A composer, pianist and music critic, Ullmann composed Der Kaiser in Theresienstadt, the "model" camp, set up by the Nazis to show how well Jews were living under the Third Reich. Many writers, musicians and other artists were interned in the camp, and an very active cultural life developed; Ullmann actually wrote Der Kaiser to be performed at Theresienstadt, but the opera never premiered there — partly because of its all-too-obvious political allegory (Kaiser ê–berall proclaims total war of everyone against everyone, and Death himself goes on strike in protest), and partly because key performers kept getting shipped to Auschwitz (where the composer himself died in October 1944). The work finally reached the stage in Amsterdam in 1975.
There will be only one performance of Der Kaiser in Houston: tonight at 7:30 at the city's Congregation Beth Israel.

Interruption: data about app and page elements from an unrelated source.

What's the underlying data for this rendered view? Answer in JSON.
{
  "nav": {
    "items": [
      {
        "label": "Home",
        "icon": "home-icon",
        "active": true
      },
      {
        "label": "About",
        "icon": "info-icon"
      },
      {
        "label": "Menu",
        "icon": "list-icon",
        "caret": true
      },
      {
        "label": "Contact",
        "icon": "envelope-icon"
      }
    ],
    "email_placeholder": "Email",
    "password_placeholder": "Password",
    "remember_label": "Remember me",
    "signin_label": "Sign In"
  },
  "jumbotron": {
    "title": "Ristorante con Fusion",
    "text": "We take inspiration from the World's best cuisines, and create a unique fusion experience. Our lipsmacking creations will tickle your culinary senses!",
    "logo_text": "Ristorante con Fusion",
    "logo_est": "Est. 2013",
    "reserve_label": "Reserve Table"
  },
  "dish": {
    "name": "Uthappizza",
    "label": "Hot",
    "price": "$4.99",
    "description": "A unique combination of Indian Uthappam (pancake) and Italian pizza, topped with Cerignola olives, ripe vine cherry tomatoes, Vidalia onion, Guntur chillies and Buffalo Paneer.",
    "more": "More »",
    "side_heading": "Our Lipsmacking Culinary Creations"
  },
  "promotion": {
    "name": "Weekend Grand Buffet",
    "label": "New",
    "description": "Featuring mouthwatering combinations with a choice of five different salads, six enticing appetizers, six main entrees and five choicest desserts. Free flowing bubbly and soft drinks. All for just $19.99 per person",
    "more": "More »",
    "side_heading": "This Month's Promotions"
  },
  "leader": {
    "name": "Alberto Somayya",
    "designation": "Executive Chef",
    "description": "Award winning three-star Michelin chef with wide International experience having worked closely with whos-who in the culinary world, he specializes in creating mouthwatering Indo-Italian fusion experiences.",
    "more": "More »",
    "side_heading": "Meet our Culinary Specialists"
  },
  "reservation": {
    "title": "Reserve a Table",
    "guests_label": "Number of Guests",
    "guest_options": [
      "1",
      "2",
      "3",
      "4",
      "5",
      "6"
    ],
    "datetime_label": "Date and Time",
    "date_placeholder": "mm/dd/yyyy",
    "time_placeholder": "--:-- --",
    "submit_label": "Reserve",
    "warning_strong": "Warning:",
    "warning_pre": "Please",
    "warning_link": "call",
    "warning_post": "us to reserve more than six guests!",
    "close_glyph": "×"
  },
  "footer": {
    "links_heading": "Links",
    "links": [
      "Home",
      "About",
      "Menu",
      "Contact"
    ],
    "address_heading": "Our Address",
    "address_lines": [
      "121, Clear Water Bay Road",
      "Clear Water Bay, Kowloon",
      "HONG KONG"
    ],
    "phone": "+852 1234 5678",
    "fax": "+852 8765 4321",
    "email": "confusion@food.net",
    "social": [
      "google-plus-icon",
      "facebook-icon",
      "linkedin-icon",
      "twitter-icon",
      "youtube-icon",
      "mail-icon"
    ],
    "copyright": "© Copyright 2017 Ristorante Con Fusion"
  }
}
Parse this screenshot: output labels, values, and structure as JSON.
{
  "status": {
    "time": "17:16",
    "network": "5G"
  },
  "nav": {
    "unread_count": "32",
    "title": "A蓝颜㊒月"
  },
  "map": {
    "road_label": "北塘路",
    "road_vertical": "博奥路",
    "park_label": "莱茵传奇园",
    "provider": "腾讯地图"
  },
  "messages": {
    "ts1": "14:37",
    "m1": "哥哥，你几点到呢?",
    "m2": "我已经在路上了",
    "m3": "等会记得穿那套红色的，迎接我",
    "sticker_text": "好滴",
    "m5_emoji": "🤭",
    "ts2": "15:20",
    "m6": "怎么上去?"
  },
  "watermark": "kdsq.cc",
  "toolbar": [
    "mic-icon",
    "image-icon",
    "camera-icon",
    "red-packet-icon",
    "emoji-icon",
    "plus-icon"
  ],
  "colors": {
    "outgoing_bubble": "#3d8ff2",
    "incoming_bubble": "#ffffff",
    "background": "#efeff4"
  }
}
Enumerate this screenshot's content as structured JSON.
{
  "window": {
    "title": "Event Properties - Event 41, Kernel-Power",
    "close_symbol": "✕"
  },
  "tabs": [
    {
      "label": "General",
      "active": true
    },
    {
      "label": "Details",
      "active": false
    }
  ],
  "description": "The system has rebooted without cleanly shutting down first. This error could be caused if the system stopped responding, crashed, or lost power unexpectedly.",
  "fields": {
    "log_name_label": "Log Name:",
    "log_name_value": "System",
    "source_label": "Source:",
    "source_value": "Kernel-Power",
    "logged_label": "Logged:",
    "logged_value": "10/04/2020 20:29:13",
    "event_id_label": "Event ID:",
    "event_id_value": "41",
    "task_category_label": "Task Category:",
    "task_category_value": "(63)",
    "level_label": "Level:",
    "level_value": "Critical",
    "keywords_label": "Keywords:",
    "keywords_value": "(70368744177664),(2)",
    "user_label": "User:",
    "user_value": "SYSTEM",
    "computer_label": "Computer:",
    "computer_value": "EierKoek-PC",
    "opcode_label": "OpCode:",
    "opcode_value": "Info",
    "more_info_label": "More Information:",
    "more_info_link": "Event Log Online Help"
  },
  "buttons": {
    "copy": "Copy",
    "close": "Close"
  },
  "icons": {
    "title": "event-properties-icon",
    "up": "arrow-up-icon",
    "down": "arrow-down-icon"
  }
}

Conlon conducts members of the Houston Grand Opera Orchestra; directing is Edward Berkeley, who heads undergraduate opera studies at The Juilliard School in New York; the cast, headed by baritone Brian Mulligan as the Emperor, includes many artists appearing in HGO's current productions of Simon Boccanegra and Don Giovanni.